Don't Cry Dada
It's like a Chinese, consumer-oriented reboot of The Wild One. Rival electric bike gangs infest the cities, hell-bent on delivering people's all-important breakfast bananas and eyebrow combs in record time. Their test-buzzer scooter horns fill the air and disturb the peace.
Their bosses won't have it any other way. Just as with ecommerce, more than a decade ago, the delivery racket wars are wars of attrition. Which company can take the thousand cuts, bleed a Yangtze river of cash flow, and still be standing?
JD spinoff Dada is donating more than a pint to the cause. Despite home delivery being the new normal, and revenues of almost $300m in Q1 2021, from both express parcel and grocery delivery, Dada still realized a $110m net loss. That revenue isn't going to biker health care, unsocialistically, but rather massive marketing budgets and rising operational costs.
"Having a heavyweight strategic investor like JD is great, but no longer enough," says Jimmie Jeremejev. "Especially since Dada is tackling both parcel and grocery delivery. You have companies coming out with new tech-enabled business models that will gain market share the old-fashioned way, better service.
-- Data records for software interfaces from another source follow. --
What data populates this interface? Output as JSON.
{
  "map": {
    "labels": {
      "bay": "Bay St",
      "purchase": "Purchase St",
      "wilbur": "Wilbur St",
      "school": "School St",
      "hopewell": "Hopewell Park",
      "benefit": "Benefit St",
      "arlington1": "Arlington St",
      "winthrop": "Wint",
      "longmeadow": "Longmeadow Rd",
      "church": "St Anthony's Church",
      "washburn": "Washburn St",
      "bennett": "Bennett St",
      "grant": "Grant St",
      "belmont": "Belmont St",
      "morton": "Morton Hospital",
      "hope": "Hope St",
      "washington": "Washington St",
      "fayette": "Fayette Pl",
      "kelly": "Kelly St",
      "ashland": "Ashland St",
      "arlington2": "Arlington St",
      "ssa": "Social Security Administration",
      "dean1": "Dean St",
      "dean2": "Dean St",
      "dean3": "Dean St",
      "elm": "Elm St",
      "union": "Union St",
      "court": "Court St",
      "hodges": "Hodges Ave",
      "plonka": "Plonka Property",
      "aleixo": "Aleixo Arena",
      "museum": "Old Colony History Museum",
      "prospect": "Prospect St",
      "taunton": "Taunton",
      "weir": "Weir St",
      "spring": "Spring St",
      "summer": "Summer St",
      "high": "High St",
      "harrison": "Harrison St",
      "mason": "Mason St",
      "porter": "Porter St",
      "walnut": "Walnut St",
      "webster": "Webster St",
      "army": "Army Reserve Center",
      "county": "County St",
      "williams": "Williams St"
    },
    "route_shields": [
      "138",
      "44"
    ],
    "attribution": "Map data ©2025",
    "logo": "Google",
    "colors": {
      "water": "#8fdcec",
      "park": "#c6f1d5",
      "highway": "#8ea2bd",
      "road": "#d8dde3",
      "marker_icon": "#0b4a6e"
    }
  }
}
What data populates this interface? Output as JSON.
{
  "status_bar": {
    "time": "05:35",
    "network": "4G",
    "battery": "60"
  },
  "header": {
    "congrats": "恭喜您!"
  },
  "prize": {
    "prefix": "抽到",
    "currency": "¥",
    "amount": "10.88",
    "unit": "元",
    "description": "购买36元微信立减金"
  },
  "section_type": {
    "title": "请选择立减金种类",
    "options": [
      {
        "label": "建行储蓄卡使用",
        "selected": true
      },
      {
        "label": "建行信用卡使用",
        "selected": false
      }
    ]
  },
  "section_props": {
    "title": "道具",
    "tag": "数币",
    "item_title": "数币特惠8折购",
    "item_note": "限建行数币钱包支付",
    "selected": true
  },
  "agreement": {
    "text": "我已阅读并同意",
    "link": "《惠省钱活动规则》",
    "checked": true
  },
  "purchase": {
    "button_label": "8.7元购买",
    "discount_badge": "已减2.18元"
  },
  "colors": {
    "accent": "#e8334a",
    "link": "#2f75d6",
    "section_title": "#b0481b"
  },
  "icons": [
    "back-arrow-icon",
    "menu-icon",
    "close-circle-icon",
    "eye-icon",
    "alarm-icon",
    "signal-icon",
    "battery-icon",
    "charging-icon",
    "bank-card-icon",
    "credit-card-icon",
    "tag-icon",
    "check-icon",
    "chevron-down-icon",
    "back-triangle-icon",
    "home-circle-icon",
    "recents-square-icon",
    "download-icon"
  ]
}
Take Miss Fresh, for example: algorithm-based distribution to mini-warehouses that can be set up cheaply from Tier 1 to "Tier 88 cities"."